**What is being asked:**
Below are some records. Pull every line that contains the word "Congratulations".

**Stored data:**
++++

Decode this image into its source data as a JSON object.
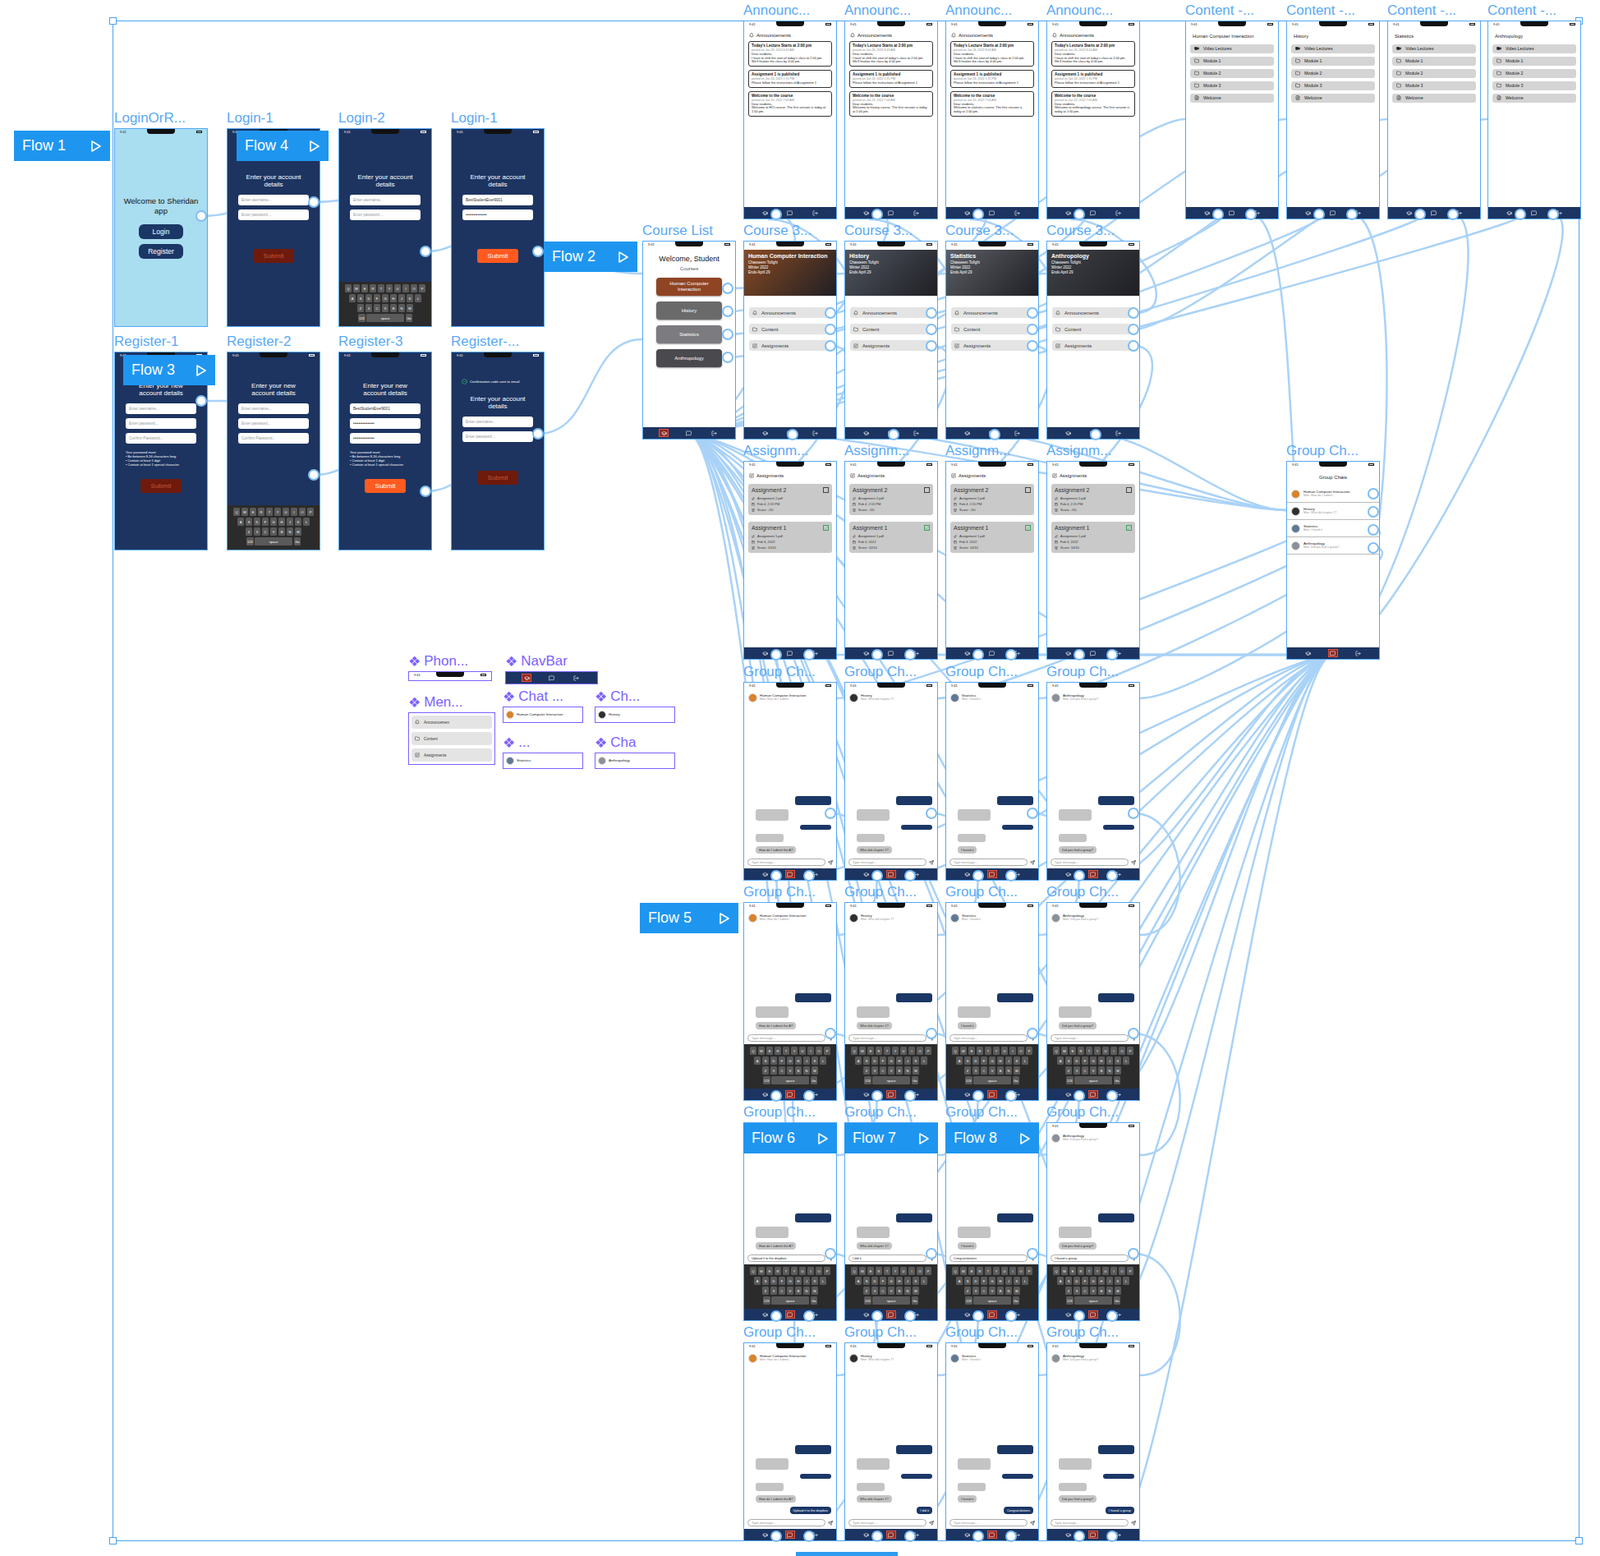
{
  "status_time": "9:41",
  "component_icon": "❖",
  "keyboard": {
    "rows": [
      [
        "Q",
        "W",
        "E",
        "R",
        "T",
        "Y",
        "U",
        "I",
        "O",
        "P"
      ],
      [
        "A",
        "S",
        "D",
        "F",
        "G",
        "H",
        "J",
        "K",
        "L"
      ],
      [
        "Z",
        "X",
        "C",
        "V",
        "B",
        "N",
        "M"
      ]
    ],
    "bottom": [
      "123",
      "space",
      "Go"
    ]
  },
  "login": [
    {
      "label": "LoginOrR...",
      "kind": "welcome",
      "title": "Welcome to Sheridan app",
      "buttons": [
        "Login",
        "Register"
      ]
    },
    {
      "label": "Login-1",
      "kind": "form",
      "note": null,
      "title": "Enter your account details",
      "fields": [
        {
          "text": "Enter username...",
          "filled": false
        },
        {
          "text": "Enter password...",
          "filled": false
        }
      ],
      "rules": null,
      "submit": {
        "label": "Submit",
        "enabled": false
      },
      "keyboard": false
    },
    {
      "label": "Login-2",
      "kind": "form",
      "note": null,
      "title": "Enter your account details",
      "fields": [
        {
          "text": "Enter username...",
          "filled": false
        },
        {
          "text": "Enter password...",
          "filled": false
        }
      ],
      "rules": null,
      "submit": null,
      "keyboard": true
    },
    {
      "label": "Login-1",
      "kind": "form",
      "note": null,
      "title": "Enter your account details",
      "fields": [
        {
          "text": "BestStudentEver9001",
          "filled": true
        },
        {
          "text": "••••••••••••••••",
          "filled": true
        }
      ],
      "rules": null,
      "submit": {
        "label": "Submit",
        "enabled": true
      },
      "keyboard": false
    }
  ],
  "register": [
    {
      "label": "Register-1",
      "kind": "form",
      "note": null,
      "title": "Enter your new account details",
      "fields": [
        {
          "text": "Enter username...",
          "filled": false
        },
        {
          "text": "Enter password...",
          "filled": false
        },
        {
          "text": "Confirm Password...",
          "filled": false
        }
      ],
      "rules": {
        "title": "Your password must:",
        "items": [
          "Be between 8-16 characters long",
          "Contain at least 1 digit",
          "Contain at least 1 special character"
        ]
      },
      "submit": {
        "label": "Submit",
        "enabled": false
      },
      "keyboard": false
    },
    {
      "label": "Register-2",
      "kind": "form",
      "note": null,
      "title": "Enter your new account details",
      "fields": [
        {
          "text": "Enter username...",
          "filled": false
        },
        {
          "text": "Enter password...",
          "filled": false
        },
        {
          "text": "Confirm Password...",
          "filled": false
        }
      ],
      "rules": null,
      "submit": null,
      "keyboard": true
    },
    {
      "label": "Register-3",
      "kind": "form",
      "note": null,
      "title": "Enter your new account details",
      "fields": [
        {
          "text": "BestStudentEver9001",
          "filled": true
        },
        {
          "text": "••••••••••••••••",
          "filled": true
        },
        {
          "text": "••••••••••••••••",
          "filled": true
        }
      ],
      "rules": {
        "title": "Your password must:",
        "items": [
          "Be between 8-16 characters long",
          "Contain at least 1 digit",
          "Contain at least 1 special character"
        ]
      },
      "submit": {
        "label": "Submit",
        "enabled": true
      },
      "keyboard": false
    },
    {
      "label": "Register-...",
      "kind": "form",
      "note": "Confirmation code sent to email",
      "title": "Enter your account details",
      "fields": [
        {
          "text": "Enter username...",
          "filled": false
        },
        {
          "text": "Enter password...",
          "filled": false
        }
      ],
      "rules": null,
      "submit": {
        "label": "Submit",
        "enabled": false
      },
      "keyboard": false
    }
  ],
  "course_list": {
    "label": "Course List",
    "title": "Welcome, Student",
    "subtitle": "Courses",
    "nav_selected": "courses",
    "courses": [
      {
        "name": "Human Computer Interaction",
        "color": "#8f4524"
      },
      {
        "name": "History",
        "color": "#6a6a6a"
      },
      {
        "name": "Statistics",
        "color": "#7b7b80"
      },
      {
        "name": "Anthropology",
        "color": "#4a4a4e"
      }
    ]
  },
  "courses": [
    {
      "label": "Course 3...",
      "title": "Human Computer Interaction",
      "teacher": "Chasseem Tofighi",
      "term": "Winter 2022",
      "ends": "Ends April 29",
      "color": "#8a4a22",
      "menu": [
        "Announcements",
        "Content",
        "Assignments"
      ]
    },
    {
      "label": "Course 3...",
      "title": "History",
      "teacher": "Chasseem Tofighi",
      "term": "Winter 2022",
      "ends": "Ends April 29",
      "color": "#4f5560",
      "menu": [
        "Announcements",
        "Content",
        "Assignments"
      ]
    },
    {
      "label": "Course 3...",
      "title": "Statistics",
      "teacher": "Chasseem Tofighi",
      "term": "Winter 2022",
      "ends": "Ends April 29",
      "color": "#5c5f66",
      "menu": [
        "Announcements",
        "Content",
        "Assignments"
      ]
    },
    {
      "label": "Course 3...",
      "title": "Anthropology",
      "teacher": "Chasseem Tofighi",
      "term": "Winter 2022",
      "ends": "Ends April 29",
      "color": "#3e4248",
      "menu": [
        "Announcements",
        "Content",
        "Assignments"
      ]
    }
  ],
  "announcements": [
    {
      "label": "Announc...",
      "title": "Announcements",
      "cards": [
        {
          "title": "Today's Lecture Starts at 2:00 pm",
          "date": "posted on Jan 26, 2022 8:42 AM",
          "body": "Dear students,\nI have to shift the start of today's class to 2:00 pm. We'll finalize the class by 4:00 pm."
        },
        {
          "title": "Assignment 1 is published",
          "date": "posted on Jan 24, 2022 1:15 PM",
          "body": "Please follow the instructions of Assignment 1"
        },
        {
          "title": "Welcome to the course",
          "date": "posted on Jan 20, 2022 7:00 AM",
          "body": "Dear students,\nWelcome to HCI course. The first session is today at 1:00 pm."
        }
      ]
    },
    {
      "label": "Announc...",
      "title": "Announcements",
      "cards": [
        {
          "title": "Today's Lecture Starts at 2:00 pm",
          "date": "posted on Jan 26, 2022 8:42 AM",
          "body": "Dear students,\nI have to shift the start of today's class to 2:00 pm. We'll finalize the class by 4:00 pm."
        },
        {
          "title": "Assignment 1 is published",
          "date": "posted on Jan 24, 2022 1:15 PM",
          "body": "Please follow the instructions of Assignment 1"
        },
        {
          "title": "Welcome to the course",
          "date": "posted on Jan 20, 2022 7:00 AM",
          "body": "Dear students,\nWelcome to history course. The first session is today at 1:00 pm."
        }
      ]
    },
    {
      "label": "Announc...",
      "title": "Announcements",
      "cards": [
        {
          "title": "Today's Lecture Starts at 2:00 pm",
          "date": "posted on Jan 26, 2022 8:42 AM",
          "body": "Dear students,\nI have to shift the start of today's class to 2:00 pm. We'll finalize the class by 4:00 pm."
        },
        {
          "title": "Assignment 1 is published",
          "date": "posted on Jan 24, 2022 1:15 PM",
          "body": "Please follow the instructions of Assignment 1"
        },
        {
          "title": "Welcome to the course",
          "date": "posted on Jan 20, 2022 7:00 AM",
          "body": "Dear students,\nWelcome to statistics course. The first session is today at 1:00 pm."
        }
      ]
    },
    {
      "label": "Announc...",
      "title": "Announcements",
      "cards": [
        {
          "title": "Today's Lecture Starts at 2:00 pm",
          "date": "posted on Jan 26, 2022 8:42 AM",
          "body": "Dear students,\nI have to shift the start of today's class to 2:00 pm. We'll finalize the class by 4:00 pm."
        },
        {
          "title": "Assignment 1 is published",
          "date": "posted on Jan 24, 2022 1:15 PM",
          "body": "Please follow the instructions of Assignment 1"
        },
        {
          "title": "Welcome to the course",
          "date": "posted on Jan 20, 2022 7:00 AM",
          "body": "Dear students,\nWelcome to anthropology course. The first session is today at 1:00 pm."
        }
      ]
    }
  ],
  "contents": [
    {
      "label": "Content -...",
      "title": "Human Computer Interaction",
      "items": [
        {
          "text": "Video Lectures",
          "kind": "video"
        },
        {
          "text": "Module 1",
          "kind": "folder"
        },
        {
          "text": "Module 2",
          "kind": "folder"
        },
        {
          "text": "Module 3",
          "kind": "folder"
        },
        {
          "text": "Welcome",
          "kind": "file"
        }
      ]
    },
    {
      "label": "Content -...",
      "title": "History",
      "items": [
        {
          "text": "Video Lectures",
          "kind": "video"
        },
        {
          "text": "Module 1",
          "kind": "folder"
        },
        {
          "text": "Module 2",
          "kind": "folder"
        },
        {
          "text": "Module 3",
          "kind": "folder"
        },
        {
          "text": "Welcome",
          "kind": "file"
        }
      ]
    },
    {
      "label": "Content -...",
      "title": "Statistics",
      "items": [
        {
          "text": "Video Lectures",
          "kind": "video"
        },
        {
          "text": "Module 1",
          "kind": "folder"
        },
        {
          "text": "Module 2",
          "kind": "folder"
        },
        {
          "text": "Module 3",
          "kind": "folder"
        },
        {
          "text": "Welcome",
          "kind": "file"
        }
      ]
    },
    {
      "label": "Content -...",
      "title": "Anthropology",
      "items": [
        {
          "text": "Video Lectures",
          "kind": "video"
        },
        {
          "text": "Module 1",
          "kind": "folder"
        },
        {
          "text": "Module 2",
          "kind": "folder"
        },
        {
          "text": "Module 3",
          "kind": "folder"
        },
        {
          "text": "Welcome",
          "kind": "file"
        }
      ]
    }
  ],
  "assignments": [
    {
      "label": "Assignm...",
      "title": "Assignments",
      "items": [
        {
          "name": "Assignment 2",
          "checked": false,
          "file": "Assignment 2.pdf",
          "due": "Feb 4, 2:15 PM",
          "score": "Score: -/10"
        },
        {
          "name": "Assignment 1",
          "checked": true,
          "file": "Assignment 1.pdf",
          "due": "Feb 3, 2022",
          "score": "Score: 10/10"
        }
      ]
    },
    {
      "label": "Assignm...",
      "title": "Assignments",
      "items": [
        {
          "name": "Assignment 2",
          "checked": false,
          "file": "Assignment 2.pdf",
          "due": "Feb 4, 2:15 PM",
          "score": "Score: -/10"
        },
        {
          "name": "Assignment 1",
          "checked": true,
          "file": "Assignment 1.pdf",
          "due": "Feb 3, 2022",
          "score": "Score: 10/10"
        }
      ]
    },
    {
      "label": "Assignm...",
      "title": "Assignments",
      "items": [
        {
          "name": "Assignment 2",
          "checked": false,
          "file": "Assignment 2.pdf",
          "due": "Feb 4, 2:15 PM",
          "score": "Score: -/10"
        },
        {
          "name": "Assignment 1",
          "checked": true,
          "file": "Assignment 1.pdf",
          "due": "Feb 3, 2022",
          "score": "Score: 10/10"
        }
      ]
    },
    {
      "label": "Assignm...",
      "title": "Assignments",
      "items": [
        {
          "name": "Assignment 2",
          "checked": false,
          "file": "Assignment 2.pdf",
          "due": "Feb 4, 2:15 PM",
          "score": "Score: -/10"
        },
        {
          "name": "Assignment 1",
          "checked": true,
          "file": "Assignment 1.pdf",
          "due": "Feb 3, 2022",
          "score": "Score: 10/10"
        }
      ]
    }
  ],
  "chat_rows": [
    [
      {
        "label": "Group Ch...",
        "course": "Human Computer Interaction",
        "preview": "Mon: How do I submit...",
        "color": "#d9822b",
        "question": "How do I submit the A?",
        "input": "Type message...",
        "input_filled": false,
        "sent": null,
        "keyboard": false
      },
      {
        "label": "Group Ch...",
        "course": "History",
        "preview": "Mon: Who did chapter 1?",
        "color": "#2f2f2f",
        "question": "Who did chapter 1?",
        "input": "Type message...",
        "input_filled": false,
        "sent": null,
        "keyboard": false
      },
      {
        "label": "Group Ch...",
        "course": "Statistics",
        "preview": "Mon: I found it",
        "color": "#5f7896",
        "question": "I found it",
        "input": "Type message...",
        "input_filled": false,
        "sent": null,
        "keyboard": false
      },
      {
        "label": "Group Ch...",
        "course": "Anthropology",
        "preview": "Mon: Did you find a group?",
        "color": "#8a9098",
        "question": "Did you find a group?",
        "input": "Type message...",
        "input_filled": false,
        "sent": null,
        "keyboard": false
      }
    ],
    [
      {
        "label": "Group Ch...",
        "course": "Human Computer Interaction",
        "preview": "Mon: How do I submit...",
        "color": "#d9822b",
        "question": "How do I submit the A?",
        "input": "Type message...",
        "input_filled": false,
        "sent": null,
        "keyboard": true
      },
      {
        "label": "Group Ch...",
        "course": "History",
        "preview": "Mon: Who did chapter 1?",
        "color": "#2f2f2f",
        "question": "Who did chapter 1?",
        "input": "Type message...",
        "input_filled": false,
        "sent": null,
        "keyboard": true
      },
      {
        "label": "Group Ch...",
        "course": "Statistics",
        "preview": "Mon: I found it",
        "color": "#5f7896",
        "question": "I found it",
        "input": "Type message...",
        "input_filled": false,
        "sent": null,
        "keyboard": true
      },
      {
        "label": "Group Ch...",
        "course": "Anthropology",
        "preview": "Mon: Did you find a group?",
        "color": "#8a9098",
        "question": "Did you find a group?",
        "input": "Type message...",
        "input_filled": false,
        "sent": null,
        "keyboard": true
      }
    ],
    [
      {
        "label": "Group Ch...",
        "course": "Human Computer Interaction",
        "preview": "Mon: How do I submit...",
        "color": "#d9822b",
        "question": "How do I submit the A?",
        "input": "Upload it to the dropbox",
        "input_filled": true,
        "sent": null,
        "keyboard": true
      },
      {
        "label": "Group Ch...",
        "course": "History",
        "preview": "Mon: Who did chapter 1?",
        "color": "#2f2f2f",
        "question": "Who did chapter 1?",
        "input": "I did it",
        "input_filled": true,
        "sent": null,
        "keyboard": true
      },
      {
        "label": "Group Ch...",
        "course": "Statistics",
        "preview": "Mon: I found it",
        "color": "#5f7896",
        "question": "I found it",
        "input": "Congratulations",
        "input_filled": true,
        "sent": null,
        "keyboard": true
      },
      {
        "label": "Group Ch...",
        "course": "Anthropology",
        "preview": "Mon: Did you find a group?",
        "color": "#8a9098",
        "question": "Did you find a group?",
        "input": "I found a group",
        "input_filled": true,
        "sent": null,
        "keyboard": true
      }
    ],
    [
      {
        "label": "Group Ch...",
        "course": "Human Computer Interaction",
        "preview": "Mon: How do I submit...",
        "color": "#d9822b",
        "question": "How do I submit the A?",
        "input": "Type message...",
        "input_filled": false,
        "sent": "Upload it to the dropbox",
        "keyboard": false
      },
      {
        "label": "Group Ch...",
        "course": "History",
        "preview": "Mon: Who did chapter 1?",
        "color": "#2f2f2f",
        "question": "Who did chapter 1?",
        "input": "Type message...",
        "input_filled": false,
        "sent": "I did it",
        "keyboard": false
      },
      {
        "label": "Group Ch...",
        "course": "Statistics",
        "preview": "Mon: I found it",
        "color": "#5f7896",
        "question": "I found it",
        "input": "Type message...",
        "input_filled": false,
        "sent": "Congratulations",
        "keyboard": false
      },
      {
        "label": "Group Ch...",
        "course": "Anthropology",
        "preview": "Mon: Did you find a group?",
        "color": "#8a9098",
        "question": "Did you find a group?",
        "input": "Type message...",
        "input_filled": false,
        "sent": "I found a group",
        "keyboard": false
      }
    ]
  ],
  "chat_list": {
    "label": "Group Ch...",
    "title": "Group Chats",
    "nav_selected": "chats",
    "items": [
      {
        "name": "Human Computer Interaction",
        "preview": "Mon: How do I submit...",
        "color": "#d9822b"
      },
      {
        "name": "History",
        "preview": "Mon: Who did chapter 1?",
        "color": "#2f2f2f"
      },
      {
        "name": "Statistics",
        "preview": "Mon: I found it",
        "color": "#5f7896"
      },
      {
        "name": "Anthropology",
        "preview": "Mon: Did you find a group?",
        "color": "#8a9098"
      }
    ]
  },
  "components": [
    {
      "label": "Phon...",
      "kind": "phone-bar"
    },
    {
      "label": "NavBar",
      "kind": "navbar"
    },
    {
      "label": "Men...",
      "kind": "menu",
      "items": [
        "Announcemen",
        "Content",
        "Assignments"
      ]
    },
    {
      "label": "Chat ...",
      "kind": "chat-item",
      "name": "Human Computer Interaction",
      "color": "#d9822b"
    },
    {
      "label": "Ch...",
      "kind": "chat-item",
      "name": "History",
      "color": "#2f2f2f"
    },
    {
      "label": "...",
      "kind": "chat-item",
      "name": "Statistics",
      "color": "#5f7896"
    },
    {
      "label": "Cha",
      "kind": "chat-item",
      "name": "Anthropology",
      "color": "#8a9098"
    }
  ],
  "flows": [
    {
      "label": "Flow 1"
    },
    {
      "label": "Flow 4"
    },
    {
      "label": "Flow 3"
    },
    {
      "label": "Flow 2"
    },
    {
      "label": "Flow 5"
    },
    {
      "label": "Flow 6"
    },
    {
      "label": "Flow 7"
    },
    {
      "label": "Flow 8"
    }
  ]
}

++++

**Solution to this problem:**
        "input": "Congratulations",
        "sent": "Congratulations",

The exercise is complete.